● **Your assignment**: Using the entries below, show all lines with the string "Last".

● **Excerpted records**:
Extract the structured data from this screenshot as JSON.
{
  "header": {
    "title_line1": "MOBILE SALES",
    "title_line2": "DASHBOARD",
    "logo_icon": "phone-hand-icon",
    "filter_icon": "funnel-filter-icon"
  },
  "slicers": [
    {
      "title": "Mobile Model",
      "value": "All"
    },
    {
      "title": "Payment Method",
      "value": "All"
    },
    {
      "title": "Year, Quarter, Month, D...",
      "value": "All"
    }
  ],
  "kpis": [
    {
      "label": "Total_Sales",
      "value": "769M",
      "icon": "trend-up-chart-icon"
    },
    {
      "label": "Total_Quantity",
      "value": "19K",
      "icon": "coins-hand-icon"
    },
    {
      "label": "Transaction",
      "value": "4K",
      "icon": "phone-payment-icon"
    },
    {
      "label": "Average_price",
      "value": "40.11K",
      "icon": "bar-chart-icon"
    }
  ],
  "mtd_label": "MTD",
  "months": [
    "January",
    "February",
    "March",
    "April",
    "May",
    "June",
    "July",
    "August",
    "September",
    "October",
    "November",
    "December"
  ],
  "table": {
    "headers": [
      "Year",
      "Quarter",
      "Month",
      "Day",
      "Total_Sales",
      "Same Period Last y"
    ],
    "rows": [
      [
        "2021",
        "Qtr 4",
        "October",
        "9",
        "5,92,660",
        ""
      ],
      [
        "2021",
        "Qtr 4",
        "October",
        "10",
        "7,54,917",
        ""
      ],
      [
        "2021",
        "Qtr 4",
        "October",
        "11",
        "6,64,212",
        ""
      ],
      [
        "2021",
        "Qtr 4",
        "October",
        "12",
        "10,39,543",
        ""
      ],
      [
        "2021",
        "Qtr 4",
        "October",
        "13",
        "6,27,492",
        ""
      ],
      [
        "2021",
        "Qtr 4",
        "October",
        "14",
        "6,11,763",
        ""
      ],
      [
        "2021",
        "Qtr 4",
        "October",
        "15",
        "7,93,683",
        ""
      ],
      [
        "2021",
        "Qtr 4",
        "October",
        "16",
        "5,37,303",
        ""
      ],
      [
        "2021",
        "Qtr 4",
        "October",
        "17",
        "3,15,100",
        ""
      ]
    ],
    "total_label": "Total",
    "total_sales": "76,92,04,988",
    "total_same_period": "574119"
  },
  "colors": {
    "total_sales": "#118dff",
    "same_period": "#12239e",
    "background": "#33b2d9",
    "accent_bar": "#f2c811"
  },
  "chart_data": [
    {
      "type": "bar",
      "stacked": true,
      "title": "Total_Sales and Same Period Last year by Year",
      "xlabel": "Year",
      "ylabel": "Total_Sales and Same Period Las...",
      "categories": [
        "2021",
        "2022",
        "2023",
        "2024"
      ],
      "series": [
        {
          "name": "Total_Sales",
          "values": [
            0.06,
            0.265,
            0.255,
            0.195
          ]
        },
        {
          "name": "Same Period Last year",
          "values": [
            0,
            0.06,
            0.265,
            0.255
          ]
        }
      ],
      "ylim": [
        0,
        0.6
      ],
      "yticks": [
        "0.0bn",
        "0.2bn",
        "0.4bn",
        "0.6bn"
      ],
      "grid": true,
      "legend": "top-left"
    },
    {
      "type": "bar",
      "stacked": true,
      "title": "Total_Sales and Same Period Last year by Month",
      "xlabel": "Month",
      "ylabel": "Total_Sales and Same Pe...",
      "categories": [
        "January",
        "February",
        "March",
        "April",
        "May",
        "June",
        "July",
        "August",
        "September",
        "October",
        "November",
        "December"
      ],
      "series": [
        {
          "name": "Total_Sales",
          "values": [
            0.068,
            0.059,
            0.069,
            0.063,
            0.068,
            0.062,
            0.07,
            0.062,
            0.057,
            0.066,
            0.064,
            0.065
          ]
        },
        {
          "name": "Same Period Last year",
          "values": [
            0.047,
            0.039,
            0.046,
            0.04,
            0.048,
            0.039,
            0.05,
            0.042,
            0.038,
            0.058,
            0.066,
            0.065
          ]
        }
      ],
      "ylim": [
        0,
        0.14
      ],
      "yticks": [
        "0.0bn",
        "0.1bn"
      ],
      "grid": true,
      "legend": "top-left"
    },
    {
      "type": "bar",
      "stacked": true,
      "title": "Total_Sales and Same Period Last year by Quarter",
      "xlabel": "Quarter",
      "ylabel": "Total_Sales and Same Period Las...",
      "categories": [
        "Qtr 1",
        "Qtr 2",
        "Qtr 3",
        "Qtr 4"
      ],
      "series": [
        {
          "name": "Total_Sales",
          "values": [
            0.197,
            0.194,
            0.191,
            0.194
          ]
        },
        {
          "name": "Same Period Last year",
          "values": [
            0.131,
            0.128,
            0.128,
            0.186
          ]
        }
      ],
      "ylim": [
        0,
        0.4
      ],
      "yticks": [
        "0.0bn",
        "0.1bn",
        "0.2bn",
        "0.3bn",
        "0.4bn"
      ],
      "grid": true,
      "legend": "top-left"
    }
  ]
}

● **Result of the exercise**:
      "Same Period Last y"
      "title": "Total_Sales and Same Period Last year by Year",
          "name": "Same Period Last year",
      "title": "Total_Sales and Same Period Last year by Month",
          "name": "Same Period Last year",
      "title": "Total_Sales and Same Period Last year by Quarter",
          "name": "Same Period Last year",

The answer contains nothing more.